From complacency to apathy – The word apathy comes from the Greek and refers to a lack of interest in or passion for the things that once animated and inspired. Due to the complacency of the previous stage, the growing lack of attention to disturbing trends advances to outright dismissal. Many seldom think or care about the sacrifices of previous generations and lose a sense that they must work for and contribute to the common good. “Civilization” suffers the serious blow of being replaced by personalization and privatization in growing degrees. Working and sacrificing for others becomes more uncommon. Growing numbers becoming increasingly willing to feed on the carcass of previous sacrifices. They park on someone else’s dime but will not fill the parking meter themselves. Hard work and self-discipline continue to erode.
From apathy to dependence – Increasing numbers of people lack the virtues and zeal necessary to work and contribute. The suffering and the sacrifices that built the culture are now a distant memory. As discipline and work increasingly seem “too hard,” dependence grows. The collective culture now tips in the direction of dependence. Suffering of any sort seems intolerable; virtue is not seen as the solution. Having lived on the sacrifices of others for years, the civilization now insists that “others” must solve their woes. This ushers in growing demands for governmental, collective solutions. This in turns deepens dependence, as solutions move from personal virtue and local, family-based sacrifices to centralized ones.

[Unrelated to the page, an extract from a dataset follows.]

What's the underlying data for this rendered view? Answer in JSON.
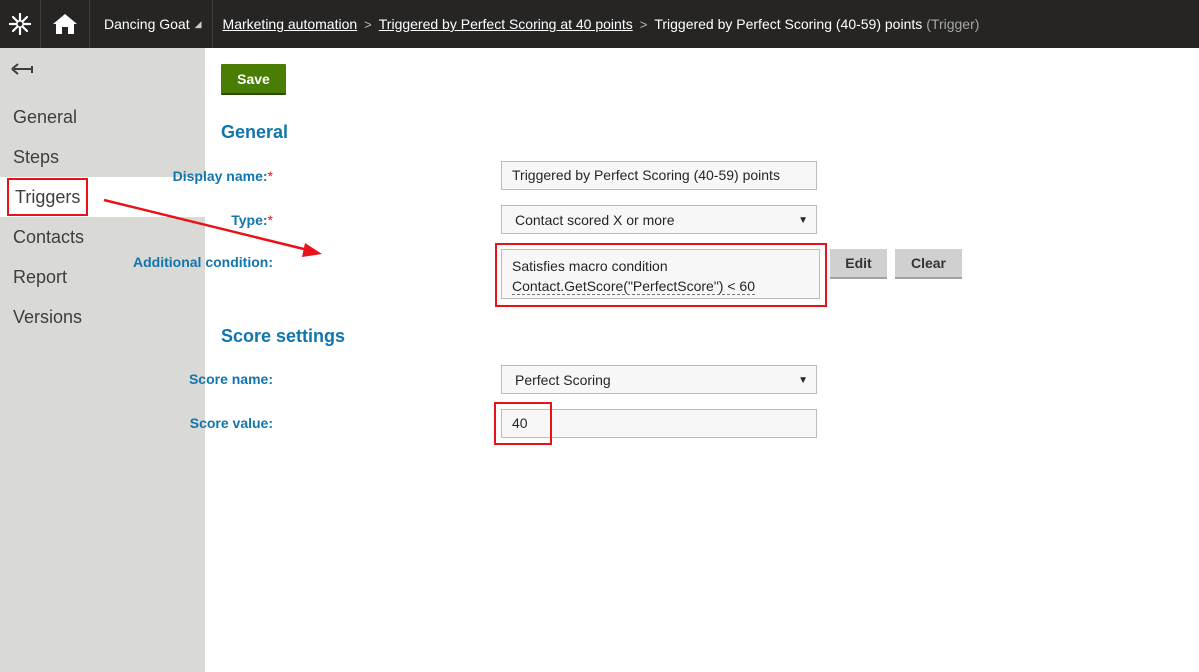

From dependence back to bondage – As dependence increases, so does centralized power. Dependent people tend to become increasingly dysfunctional and desperate. Seeking a savior, they look to strong central leadership. But centralized power corrupts, and tends to usher in increasing intrusion by that centralized power. Injustice and intrusion multiplies, but those in bondage know of no other solutions. Family and personal virtue (essential ingredients for any civilization) are now effectively replaced by an increasingly dark and despotic centralized control, hungry for more and more power. In this way, the civilization is gradually ended, because people in bondage no longer have the virtues necessary to fight. In this atmosphere, another more powerful nation or group is able to enter, by invasion or replacement, and destroy the final vestiges of the decadent civilization and replace it with their own culture.

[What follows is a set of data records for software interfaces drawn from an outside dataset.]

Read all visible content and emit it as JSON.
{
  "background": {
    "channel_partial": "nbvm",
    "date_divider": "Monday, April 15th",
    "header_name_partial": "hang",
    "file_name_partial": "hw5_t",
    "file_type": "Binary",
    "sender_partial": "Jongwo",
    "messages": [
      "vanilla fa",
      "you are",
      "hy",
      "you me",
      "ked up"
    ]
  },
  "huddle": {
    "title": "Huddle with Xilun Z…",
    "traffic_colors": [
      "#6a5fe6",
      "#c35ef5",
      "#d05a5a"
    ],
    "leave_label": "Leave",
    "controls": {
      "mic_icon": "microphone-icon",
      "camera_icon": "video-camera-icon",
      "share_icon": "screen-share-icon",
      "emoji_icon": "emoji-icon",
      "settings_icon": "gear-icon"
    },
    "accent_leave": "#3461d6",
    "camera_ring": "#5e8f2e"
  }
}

These are the stages of civilizations.Sic transit gloria mundi. The Church has witnessed a lot of this in just the brief two millennia of her time. In addition to civilizations, nations have come and gone quite frequently over the years.
The only true ark of safety is the Church, who received her promise of indefectibility from the Lord (Matt 16:18). The Church is always in need of reform and will have much to suffer, but she alone will survive this changing world, because she is the Bride of Christ and also His Body.

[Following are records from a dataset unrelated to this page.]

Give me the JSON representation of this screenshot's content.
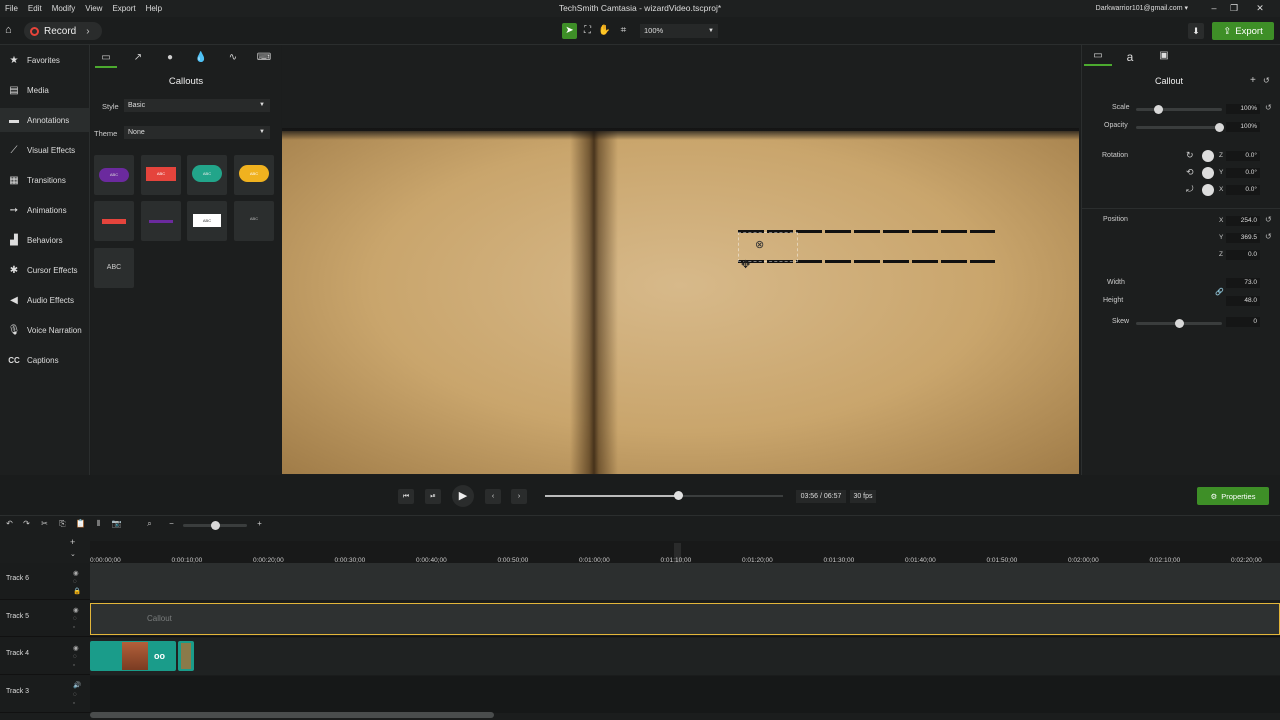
{
  "menu": [
    "File",
    "Edit",
    "Modify",
    "View",
    "Export",
    "Help"
  ],
  "window_title": "TechSmith Camtasia - wizardVideo.tscproj*",
  "account": "Darkwarrior101@gmail.com",
  "toolbar": {
    "record_label": "Record",
    "zoom": "100%",
    "export_label": "Export"
  },
  "nav": [
    {
      "label": "Favorites",
      "icon": "star-icon"
    },
    {
      "label": "Media",
      "icon": "film-icon"
    },
    {
      "label": "Annotations",
      "icon": "annotation-icon"
    },
    {
      "label": "Visual Effects",
      "icon": "wand-icon"
    },
    {
      "label": "Transitions",
      "icon": "transition-icon"
    },
    {
      "label": "Animations",
      "icon": "animation-icon"
    },
    {
      "label": "Behaviors",
      "icon": "behavior-icon"
    },
    {
      "label": "Cursor Effects",
      "icon": "cursor-icon"
    },
    {
      "label": "Audio Effects",
      "icon": "audio-icon"
    },
    {
      "label": "Voice Narration",
      "icon": "mic-icon"
    },
    {
      "label": "Captions",
      "icon": "cc-icon"
    }
  ],
  "callouts": {
    "title": "Callouts",
    "style_label": "Style",
    "style_value": "Basic",
    "theme_label": "Theme",
    "theme_value": "None",
    "tile_text": "ABC",
    "tile_last": "ABC"
  },
  "properties": {
    "title": "Callout",
    "scale_label": "Scale",
    "scale_value": "100%",
    "scale_level": 0.24,
    "opacity_label": "Opacity",
    "opacity_value": "100%",
    "opacity_level": 1.0,
    "rotation_label": "Rotation",
    "rot_z": "0.0°",
    "rot_y": "0.0°",
    "rot_x": "0.0°",
    "position_label": "Position",
    "pos_x": "254.0",
    "pos_y": "369.5",
    "pos_z": "0.0",
    "width_label": "Width",
    "width_value": "73.0",
    "height_label": "Height",
    "height_value": "48.0",
    "skew_label": "Skew",
    "skew_value": "0",
    "skew_level": 0.5,
    "axis_x": "X",
    "axis_y": "Y",
    "axis_z": "Z"
  },
  "playback": {
    "time": "03:56 / 06:57",
    "fps": "30 fps",
    "progress": 0.56,
    "properties_label": "Properties"
  },
  "timeline": {
    "ticks": [
      "0:00:00;00",
      "0:00:10;00",
      "0:00:20;00",
      "0:00:30;00",
      "0:00:40;00",
      "0:00:50;00",
      "0:01:00;00",
      "0:01:10;00",
      "0:01:20;00",
      "0:01:30;00",
      "0:01:40;00",
      "0:01:50;00",
      "0:02:00;00",
      "0:02:10;00",
      "0:02:20;00"
    ],
    "tracks": [
      "Track 6",
      "Track 5",
      "Track 4",
      "Track 3"
    ],
    "callout_clip": "Callout",
    "clip_text": "oo"
  },
  "colors": {
    "accent": "#3e8f27",
    "record": "#e8443a",
    "clip_teal": "#1a9c8a",
    "callout_lane": "#e3b63a"
  }
}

These are hard days, but perspective can help. It is hard to deny that we are living at the end of an era. It is painful because something we love is dying, but from death comes forth new life. Only the Lord knows the next stage and long this interregnum will be. Look to Him. Go ahead and vote, but put not your trust in princes (Ps 146:3). God will preserve His people, as He did in the Old Covenant. He will preserve those of us who are now joined to Him in the New Covenant. Find your place in the ark, ever ancient and yet new.
This song says, “Only what you do for Christ will last.”
Monsignor Jeffrey Burrill reads a tally during the USCCB June meeting. (photo: USCCB/Youtube)